Before I delve into what a good buy this i20 really is let me just explain my headline good news about this car. The real-life fuel economy, officially this 1.2-litre, four cylinder Kappa petrol engine with a modest 77bhp power output and 87lb ft of torque looks no more than ok on paper.
But the official Combined Cycle fuel economy is a really impressive 55.4mpg and my test car returned 51.8mpg. That is really excellent for a petrol engine and just shows us how well developed new generation petrol engines are.
This was no pussyfoot driving either. Around 300 miles at maximum legal speed on motorways with another 200 or so miles on country A and B roads plus another 100 miles in stop and start commuter driving. I was really impressed and I will now recommend this i20 on the strength of that fuel economy.
The CO2 emissions are low as well at just 119g/km so VED road tax in the first year of ownership is £0 and only £30 per annum for the second year onwards and for company car drivers the Benefit-in-Kind tax is only 10 per cent.
That is as good as most small diesel engines but without the extra £1,100 a diesel engine generally costs over a petrol unit in small to medium sized cars. Even the low Group 8 insurance rating is not going to cost even the youngest owner a fortune.
The acceleration, flexibility of power delivery and outright top speed are not as headline-grabbing but the i20 1.2-litre is definitely not sluggish.
Top speed is 106mph but that is of no relevance and the zero to 62mph acceleration time is 12.9 seconds, more than enough for most drivers.
Even driving up steep hills didn't cause real problems but overtaking slower traffic on busy A roads needed some planning and swift gearchanges.
The petrol engine revs very freely so under hard overtaking acceleration it was very easy to hit the rev-limiter but the five-speed gearbox was slick and precise. A six speed unit would make cruising at higher speeds a little more relaxed engine noise wise.
For customers wanting an automatic transmission then that is a £1,045 option but sensibly only mated with the 1.4-litre petrol engine, which still doesn't cost the earth to buy or run.
Driving the i20
The ride comfort and road holding, despite the European design and application, are not the i20's strongest features being no more than acceptable.
There is body-roll during cornering, the suspension cannot absorb the potholes thumps and bumps with ease and the road noise intrusion is quite high. But none of these more negative comments would put me off buying one.
The styling doesn't allow the Hyundai i20 to stand out in a crowded car park as it is somewhat mundane and conservative, it is not off-putting but it isn't the strongest reason to buy this car.

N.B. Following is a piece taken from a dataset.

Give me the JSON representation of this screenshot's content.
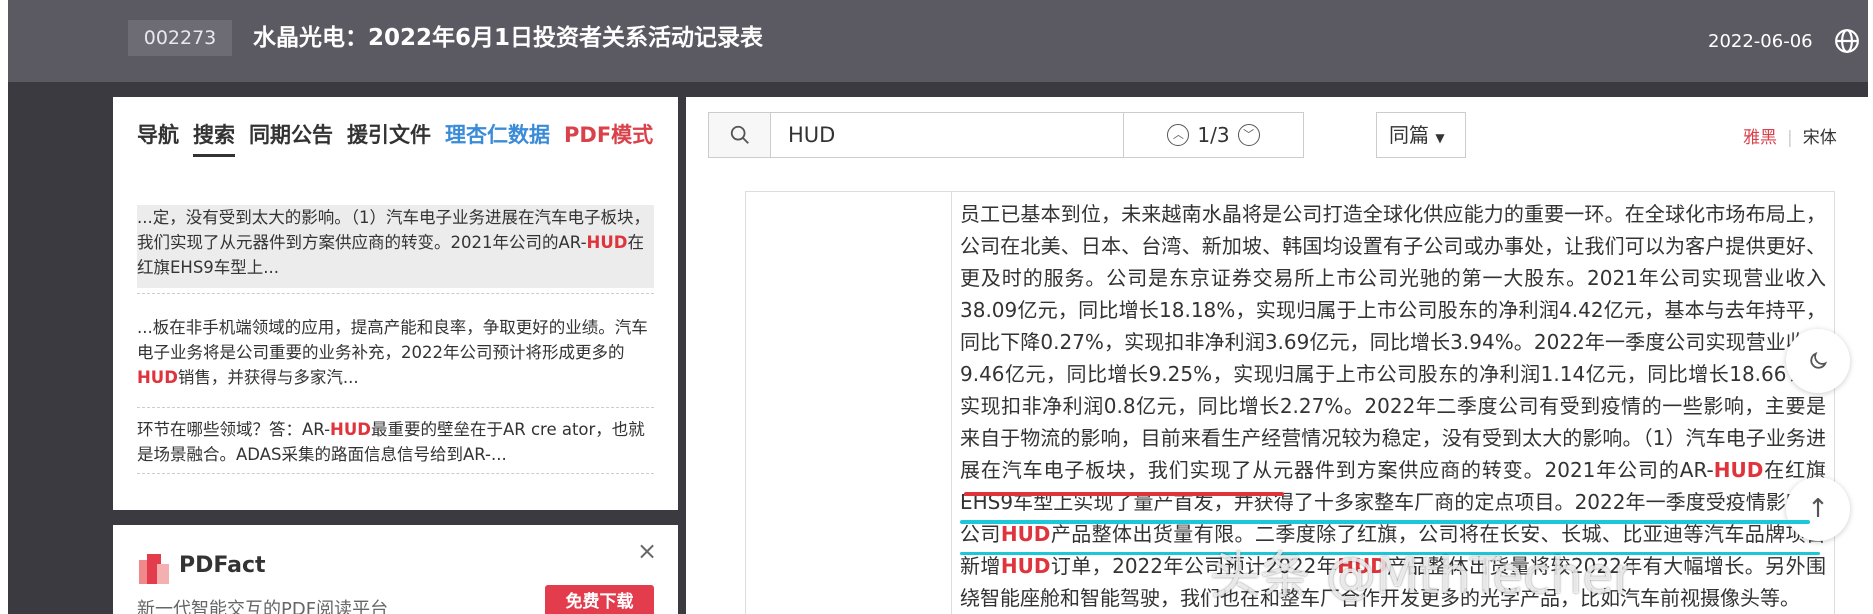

However the specification is just the opposite and first class for the money. Standard equipment for the best selling Comfort level includes air conditioning, ESP electronic stability control, electrically operated windows and door mirrors, 15-inch alloy road wheels and the five year warranty of course.
Rounding off the standard spec is glove box cooling, steering wheel audio controls, trip and mpg readout computer, Bluetooth connectivity with voice recognition, a good sound system with Aux-in, full USB and iPod compatibility, active front head restraints and a comprehensive array of airbags.
This is so much car for the money and with good real-life fuel economy during my test that I have to say in all honesty this i20 is an impressive ownership proposition for many would-be supermini buyers.
Hyundai i20 MILESTONES
Hyundai i20 1.2 Comfort 3-Door
Engine/transmission: 1.2-litre, four-cylinder, 16-valve, DOHC, 77bhp, 87lb ft of torque at 4,000rpm, 5-speed manual
Performance: 106mph, 0-62mph 12.9 seconds, 55.4mpg in the Combined Cycle (51.8mpg on test), CO2 119g/km, VED road tax £0 First Year rate then £30 per annum second year onwards, BIK company car tax 10%
Insurance group: 8E
Dimensions: L 3,9400mm, W 1,700mm, H 1,490mm, boot-load space 295-1,060kg
For: Real life fuel economy, low road tax and insurance costs, very attractive pricing, long warranty, high level of specification - a lot of car for the money
Against: Functional rather than fun to drive, conservative exterior styling, bland interior, high road noise intrusion, indifferent but still capable handling